sPM = Join @@ Map[Permutations @* DiagonalMatrix] @ Tuples[{-1, 1}, #] &


Examples:

MatrixForm /@ sPM[1]


MatrixForm /@ sPM[2]


MatrixForm /@ sPM[3]


Length[sPM @ #] & /@ Range[2, 8]

{8, 48, 384, 3840, 46080, 645120, 10321920}

• I like that - pretty fast as well. For $n=8$ my function takes about 1.5 minutes - yours takes about 16 seconds. Commented Jan 27, 2022 at 12:15
• Well your final edit takes only about 2 seconds. To be honest I should have seen that one myself. Thanks for that - as I said in the initial question - I always learn something when I ask a question like this. Much appreciated . Commented Jan 27, 2022 at 21:30
sp[n_] := SparseArray /@ Join @@ Outer[
MapIndexed[{#2[[1]], #1[[1]]} -> #1[[2]] &, Transpose[{##}]] &,
Permutations[Range[n]], Tuples[{-1, 1}, n], 1]

sp[1] // Normal
(*    {{{-1}},
{{1}}}    *)

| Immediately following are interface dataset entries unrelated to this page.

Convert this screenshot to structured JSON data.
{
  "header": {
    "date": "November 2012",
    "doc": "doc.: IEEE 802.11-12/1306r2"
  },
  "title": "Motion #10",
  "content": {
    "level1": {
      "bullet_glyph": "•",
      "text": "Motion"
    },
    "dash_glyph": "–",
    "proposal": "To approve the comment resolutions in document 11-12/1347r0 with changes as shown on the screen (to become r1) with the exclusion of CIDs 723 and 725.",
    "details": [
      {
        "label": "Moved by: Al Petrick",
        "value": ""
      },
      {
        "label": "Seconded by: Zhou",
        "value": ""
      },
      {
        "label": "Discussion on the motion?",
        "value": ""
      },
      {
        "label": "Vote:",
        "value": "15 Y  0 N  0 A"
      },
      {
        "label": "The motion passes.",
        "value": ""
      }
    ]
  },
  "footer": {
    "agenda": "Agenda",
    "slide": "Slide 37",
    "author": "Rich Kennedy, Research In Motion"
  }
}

sp[2] // Normal
(*    {{{-1, 0}, {0, -1}},
{{-1, 0}, {0, 1}},
{{1, 0}, {0, -1}},
{{1, 0}, {0, 1}},
{{0, -1}, {-1, 0}},
{{0, -1}, {1, 0}},
{{0, 1}, {-1, 0}},
{{0, 1}, {1, 0}}}    *)

• Thanks for that - I enjoy deciphering these one liners. Slower than my function but as I said speed is not a driver here. Commented Jan 27, 2022 at 12:12

Not beautiful, but a bit faster. It use SparseArray to store the result in an compressed way. I could not use a 3-tensor for that because the CSR compression is applied only to the first list of indices and there is not sparsity to exploit there. Instead, I produces the 3-tensor, but the last two slots flattened together. Here is the code; it is most economic to compute the CSR-compressed sparsity pattern just by hand:

copy[a_, b_] := Flatten[ConstantArray[a, b]];
riffle[a_, b_] := Flatten[Transpose[ConstantArray[a, b]]];

quickSparseArray[rp_?VectorQ, ci_?VectorQ, vals_?VectorQ,
dims_?VectorQ, background_ : 0] :=

With[{data = {Automatic, dims,
background, {1, {rp, Partition[ci, 1]}, vals}}},
SparseArray @@ data
];

spm2[n0_] := quickSparseArray[
Range[0, n0 n0! 2^n0, n0],
n0 riffle[Permutations[Range[0, n0 - 1]], 2^n0] +
copy[Range[n0], n0! 2^n0],
copy[Flatten[Tuples[{1, -1}, n0]], n0!],
{n0! 2^n0, n0 n0},
0
];


Here is a usage example:

result = spm2[8]; // AbsoluteTiming // First
Dimensions[result]


2.9568

{10321920, 64}

1403781912

Then you can get the k-th matrix with

Partition[result[[k]],n0]


If you want the 3-tensor, then you can additionally do

modifiedresult = ArrayReshape[Normal@result, {Length[result], n0, n0}]; // AbsoluteTiming // First
modifiedresult // Dimensions
ByteCount[modifiedresult]


7.92416

{10321920, 6, 6}

2972713176

Apparently, the memory savings of the SparseArray are not that great...

• Thanks for the input. Only just saw your post - I'll look at this more closely. Commented Jan 27, 2022 at 21:31